On each HBA, we do the setup as before, making sure the boot lun is the same number as the card is assigned. Once done, we can remove all the luns for them.

Now, whenever we want a parcitular OS booting on a particular server, we check the card number, point the lun number for that card to the correct zfs volume and it will boot.

It is a bit more work, because you will need luns ready where the OS is installed.
So for instance:
lun 0 - some windows install
lun 1 - some linux install

Because of the previous note about not changing lun numbers, these have to be available always, and cannot be used twice!
So booting 2 machines with the same OS from the same volume is impossible.
The reason the 'old' luns need to be available is because again, the install was made to a particular lun number. The booter of the OS will remember this, and will try and find the OS on that lun, regardless of what lun you started it from.

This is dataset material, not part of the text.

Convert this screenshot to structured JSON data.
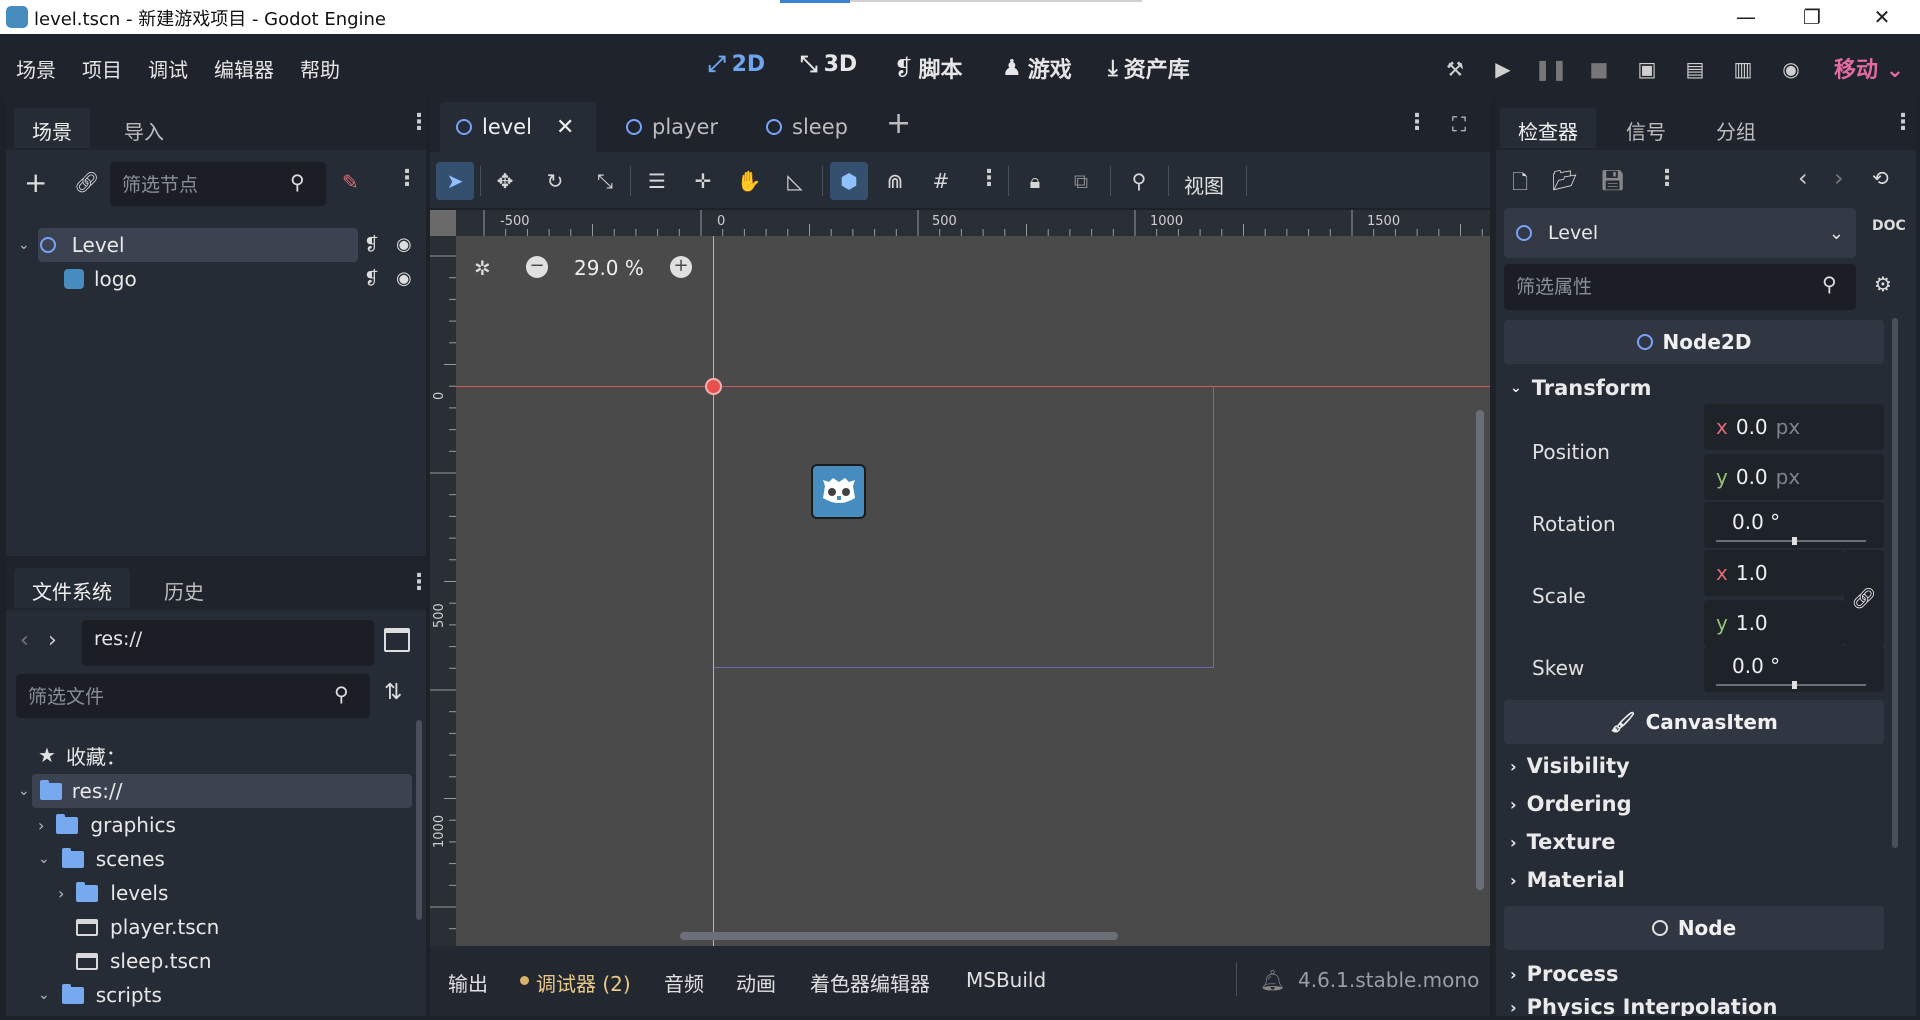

You configured card number 1 to boot from lun number 101. Now, you enter in ctl.conf that lun 101 uses the same path as lun 0 does.
When booting, the card will boot from lun 101, but then the bootloader there will immediately switch to lun 0, because that is where it was installed initially.
If lun 0 isn't available, it will crash and stop booting.
Extention 2 - redundancy It is possible to make the setup redundant. FC has the option of multipathing. This setup is easy extendable to it by simply sticking 2 HBA cards in all the servers, get another SAN switch and that pretty much is it.
It depends then on the OS how to support it.
Also, it is possible to setup the 2 HBA cards to boot from the exact same LUN. Only one will be selected by the server bios to boot from. If you set one HBA as the first, and the other one as the second one, the server can boot as long as one of the FC is active.
On the storage, the ctl.conf gets copied for the target, but with the correct target number (naa.xxxxxxx)
Extention 3 - more storage Adding more storage or more storage servers is easy: set it up using the server setup above, but make sure the target in ctl.conf is correct (particularly: the naa.xxxxxxx number).
Also, with another storage, you can select one for all the boot luns, the other one for data sharing.
Extention 4 - storage replication Far from being perfect, and there are better ideas for it, but having the setup (specially if it is fully redundant) it is possible to have storage replication in a simple way, provided the OS can do ZFS!
All you need: a LUN on both storage server of the same size. Then on the node/host server, you simply make a zfs mirror over these to luns and it will replicate all data on both luns.
again, this is in no way the same as a blocklevel sync on a dedicated 10Gbit link. But as a cheap temporary solution to non-critical data... why not?